    Yes, Goldsmiths is very queer! At first, I almost rejected it as English is my second language and reading the theory was difficult. I can remember my thesis was about psychoanalysis, as I was exploring the visceral effect of making art. Perhaps nowadays psychoanalysis is a clique, questions of sublimation and existentialism are overdone. Though at the time I was graduating, just after the financial crisis, things were looking bad - real shitty – for us artists emerging from art school. 
    Our exhibition features your collages, such as Pickup (2023) and Young Elvis (2023), which primarily use vintage pornographic iconography. Where do you find these images? 
    I have collected these images online for years; I have a huge collection of references. I was a graphic designer for years, in the booming era of print, so I hold a lot of importance to celluloid imagery and its aesthetics.  I draw inspiration from the seventies, a time that is distant enough for me not to have experienced it first-hand, yet close enough for me to retain memories of it. I was a child in the seventies, so my aspiration is to emulate the art from that world. But of course, it is just a matter of taste. I can remember younger peers at Goldsmith who would look to the eighties for inspiration. But I thought the eighties was shit because that’s when I was a teenager. Besides maybe the Smiths, it was so naff. What is your process like creating your collages? These collages start digitally, on photoshop, where I come up with an idea that will be possible to create physically with a sharp knife. In the end, the work is produced by hand, as I print out these images and manually cut and paste them. Beyond gallery exhibitions, I have used these images in printed poetry publications so sometimes they can appear digitally. Every now and then I write silly poetry just so that my images can have accompanying text. However, do not read the poetry too closely. I write it in English and then run it through translation into German—neither of which are my native languages. 

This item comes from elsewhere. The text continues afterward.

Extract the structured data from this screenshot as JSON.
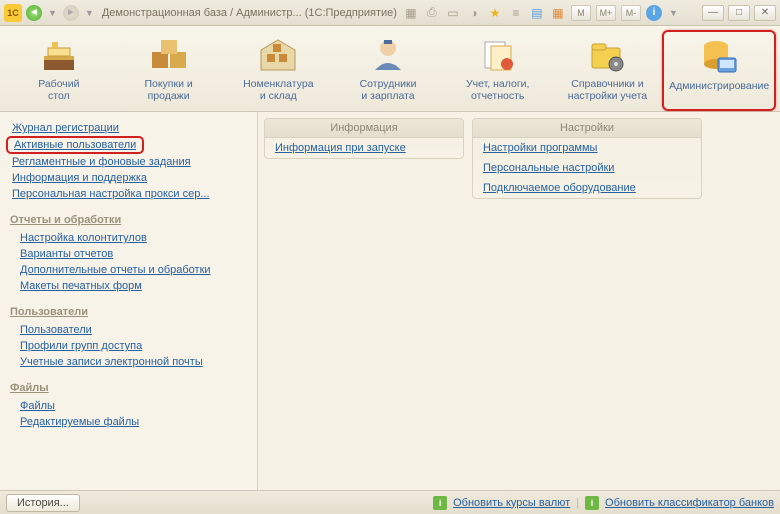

    Your work reminds me of Mapplethorpe’s Gay Power cover (1970) and his early collages. Do you often draw inspiration from him? 
    Being a gay person, being a gay artist, of course Mapplethorpe is in the deepest layers of your psyche. I must say, I didn’t look at him for a long time. With these collages there was no conscious reference of Mapplethorpe … but I’m sure he’s in there somewhere. The idea of these collages is actually very old, I started this a long time ago but never really developed it. But you know, one day you have the right image and the right frame of mind and then something happens and you start a whole new thing. And here I am.  Here you are indeed, and we are very grateful for your inclusion in our show.
    Thank you, the pleasure is all mine. See you in London for the opening!